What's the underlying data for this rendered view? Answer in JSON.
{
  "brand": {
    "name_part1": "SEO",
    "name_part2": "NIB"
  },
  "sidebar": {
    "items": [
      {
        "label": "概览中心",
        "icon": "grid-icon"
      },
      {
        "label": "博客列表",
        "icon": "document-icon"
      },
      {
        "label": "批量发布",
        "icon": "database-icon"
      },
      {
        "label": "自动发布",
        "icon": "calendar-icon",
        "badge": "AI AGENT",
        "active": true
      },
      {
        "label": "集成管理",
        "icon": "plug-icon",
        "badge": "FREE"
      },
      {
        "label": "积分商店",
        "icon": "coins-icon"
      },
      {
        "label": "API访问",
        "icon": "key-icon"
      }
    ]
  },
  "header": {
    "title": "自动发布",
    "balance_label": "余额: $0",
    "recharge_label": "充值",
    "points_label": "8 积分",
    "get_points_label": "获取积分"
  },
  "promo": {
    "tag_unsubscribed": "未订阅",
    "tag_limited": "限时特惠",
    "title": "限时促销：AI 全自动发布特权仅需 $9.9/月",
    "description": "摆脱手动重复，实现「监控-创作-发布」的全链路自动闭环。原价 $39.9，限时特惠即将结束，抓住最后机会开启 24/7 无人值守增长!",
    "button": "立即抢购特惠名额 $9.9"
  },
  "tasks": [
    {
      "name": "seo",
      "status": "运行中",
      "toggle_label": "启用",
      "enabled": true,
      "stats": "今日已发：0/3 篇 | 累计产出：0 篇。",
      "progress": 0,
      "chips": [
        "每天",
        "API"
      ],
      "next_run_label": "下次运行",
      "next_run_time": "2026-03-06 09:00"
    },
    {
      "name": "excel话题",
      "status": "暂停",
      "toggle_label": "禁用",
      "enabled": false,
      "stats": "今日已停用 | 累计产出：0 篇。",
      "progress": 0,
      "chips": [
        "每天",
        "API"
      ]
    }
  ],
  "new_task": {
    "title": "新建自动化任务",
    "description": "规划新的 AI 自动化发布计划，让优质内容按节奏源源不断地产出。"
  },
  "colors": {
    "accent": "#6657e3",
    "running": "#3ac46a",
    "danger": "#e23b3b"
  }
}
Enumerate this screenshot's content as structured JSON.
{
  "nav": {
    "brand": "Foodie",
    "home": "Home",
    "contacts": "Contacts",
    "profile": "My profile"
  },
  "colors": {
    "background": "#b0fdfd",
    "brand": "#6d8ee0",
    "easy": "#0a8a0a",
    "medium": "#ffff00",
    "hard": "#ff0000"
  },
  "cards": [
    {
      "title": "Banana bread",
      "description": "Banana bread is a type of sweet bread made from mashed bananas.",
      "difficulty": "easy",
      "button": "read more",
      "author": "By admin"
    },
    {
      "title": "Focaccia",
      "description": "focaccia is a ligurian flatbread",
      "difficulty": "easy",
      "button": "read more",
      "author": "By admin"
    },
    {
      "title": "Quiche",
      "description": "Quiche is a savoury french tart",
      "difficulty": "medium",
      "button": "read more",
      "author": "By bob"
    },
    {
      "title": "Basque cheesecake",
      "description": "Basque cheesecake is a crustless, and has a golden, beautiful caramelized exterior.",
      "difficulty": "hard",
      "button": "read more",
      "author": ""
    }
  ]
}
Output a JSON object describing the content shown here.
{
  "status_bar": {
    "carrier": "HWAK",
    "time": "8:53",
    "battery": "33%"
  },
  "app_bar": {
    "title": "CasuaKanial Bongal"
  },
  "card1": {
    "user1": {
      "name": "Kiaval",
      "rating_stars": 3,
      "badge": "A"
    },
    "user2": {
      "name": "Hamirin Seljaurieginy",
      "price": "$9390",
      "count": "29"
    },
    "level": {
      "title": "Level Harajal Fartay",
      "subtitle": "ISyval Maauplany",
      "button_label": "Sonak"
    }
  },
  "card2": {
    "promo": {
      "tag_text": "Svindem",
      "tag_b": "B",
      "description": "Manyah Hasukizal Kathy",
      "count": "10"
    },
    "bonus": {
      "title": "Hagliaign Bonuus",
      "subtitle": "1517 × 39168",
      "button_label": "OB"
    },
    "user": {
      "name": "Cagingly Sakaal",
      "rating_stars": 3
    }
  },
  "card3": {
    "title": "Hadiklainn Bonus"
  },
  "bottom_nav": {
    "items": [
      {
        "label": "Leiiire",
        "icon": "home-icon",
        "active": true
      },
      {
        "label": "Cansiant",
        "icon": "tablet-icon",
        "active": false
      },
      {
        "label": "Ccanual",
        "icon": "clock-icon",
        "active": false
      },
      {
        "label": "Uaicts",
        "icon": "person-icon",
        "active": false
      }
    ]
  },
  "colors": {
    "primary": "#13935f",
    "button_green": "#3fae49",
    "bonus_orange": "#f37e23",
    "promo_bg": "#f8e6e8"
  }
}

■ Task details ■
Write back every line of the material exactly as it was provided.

■ Response to this exercise ■
What's the underlying data for this rendered view? Answer in JSON.
{
  "brand": {
    "name_part1": "SEO",
    "name_part2": "NIB"
  },
  "sidebar": {
    "items": [
      {
        "label": "概览中心",
        "icon": "grid-icon"
      },
      {
        "label": "博客列表",
        "icon": "document-icon"
      },
      {
        "label": "批量发布",
        "icon": "database-icon"
      },
      {
        "label": "自动发布",
        "icon": "calendar-icon",
        "badge": "AI AGENT",
        "active": true
      },
      {
        "label": "集成管理",
        "icon": "plug-icon",
        "badge": "FREE"
      },
      {
        "label": "积分商店",
        "icon": "coins-icon"
      },
      {
        "label": "API访问",
        "icon": "key-icon"
      }
    ]
  },
  "header": {
    "title": "自动发布",
    "balance_label": "余额: $0",
    "recharge_label": "充值",
    "points_label": "8 积分",
    "get_points_label": "获取积分"
  },
  "promo": {
    "tag_unsubscribed": "未订阅",
    "tag_limited": "限时特惠",
    "title": "限时促销：AI 全自动发布特权仅需 $9.9/月",
    "description": "摆脱手动重复，实现「监控-创作-发布」的全链路自动闭环。原价 $39.9，限时特惠即将结束，抓住最后机会开启 24/7 无人值守增长!",
    "button": "立即抢购特惠名额 $9.9"
  },
  "tasks": [
    {
      "name": "seo",
      "status": "运行中",
      "toggle_label": "启用",
      "enabled": true,
      "stats": "今日已发：0/3 篇 | 累计产出：0 篇。",
      "progress": 0,
      "chips": [
        "每天",
        "API"
      ],
      "next_run_label": "下次运行",
      "next_run_time": "2026-03-06 09:00"
    },
    {
      "name": "excel话题",
      "status": "暂停",
      "toggle_label": "禁用",
      "enabled": false,
      "stats": "今日已停用 | 累计产出：0 篇。",
      "progress": 0,
      "chips": [
        "每天",
        "API"
      ]
    }
  ],
  "new_task": {
    "title": "新建自动化任务",
    "description": "规划新的 AI 自动化发布计划，让优质内容按节奏源源不断地产出。"
  },
  "colors": {
    "accent": "#6657e3",
    "running": "#3ac46a",
    "danger": "#e23b3b"
  }
}
Enumerate this screenshot's content as structured JSON.
{
  "nav": {
    "brand": "Foodie",
    "home": "Home",
    "contacts": "Contacts",
    "profile": "My profile"
  },
  "colors": {
    "background": "#b0fdfd",
    "brand": "#6d8ee0",
    "easy": "#0a8a0a",
    "medium": "#ffff00",
    "hard": "#ff0000"
  },
  "cards": [
    {
      "title": "Banana bread",
      "description": "Banana bread is a type of sweet bread made from mashed bananas.",
      "difficulty": "easy",
      "button": "read more",
      "author": "By admin"
    },
    {
      "title": "Focaccia",
      "description": "focaccia is a ligurian flatbread",
      "difficulty": "easy",
      "button": "read more",
      "author": "By admin"
    },
    {
      "title": "Quiche",
      "description": "Quiche is a savoury french tart",
      "difficulty": "medium",
      "button": "read more",
      "author": "By bob"
    },
    {
      "title": "Basque cheesecake",
      "description": "Basque cheesecake is a crustless, and has a golden, beautiful caramelized exterior.",
      "difficulty": "hard",
      "button": "read more",
      "author": ""
    }
  ]
}
Output a JSON object describing the content shown here.
{
  "status_bar": {
    "carrier": "HWAK",
    "time": "8:53",
    "battery": "33%"
  },
  "app_bar": {
    "title": "CasuaKanial Bongal"
  },
  "card1": {
    "user1": {
      "name": "Kiaval",
      "rating_stars": 3,
      "badge": "A"
    },
    "user2": {
      "name": "Hamirin Seljaurieginy",
      "price": "$9390",
      "count": "29"
    },
    "level": {
      "title": "Level Harajal Fartay",
      "subtitle": "ISyval Maauplany",
      "button_label": "Sonak"
    }
  },
  "card2": {
    "promo": {
      "tag_text": "Svindem",
      "tag_b": "B",
      "description": "Manyah Hasukizal Kathy",
      "count": "10"
    },
    "bonus": {
      "title": "Hagliaign Bonuus",
      "subtitle": "1517 × 39168",
      "button_label": "OB"
    },
    "user": {
      "name": "Cagingly Sakaal",
      "rating_stars": 3
    }
  },
  "card3": {
    "title": "Hadiklainn Bonus"
  },
  "bottom_nav": {
    "items": [
      {
        "label": "Leiiire",
        "icon": "home-icon",
        "active": true
      },
      {
        "label": "Cansiant",
        "icon": "tablet-icon",
        "active": false
      },
      {
        "label": "Ccanual",
        "icon": "clock-icon",
        "active": false
      },
      {
        "label": "Uaicts",
        "icon": "person-icon",
        "active": false
      }
    ]
  },
  "colors": {
    "primary": "#13935f",
    "button_green": "#3fae49",
    "bonus_orange": "#f37e23",
    "promo_bg": "#f8e6e8"
  }
}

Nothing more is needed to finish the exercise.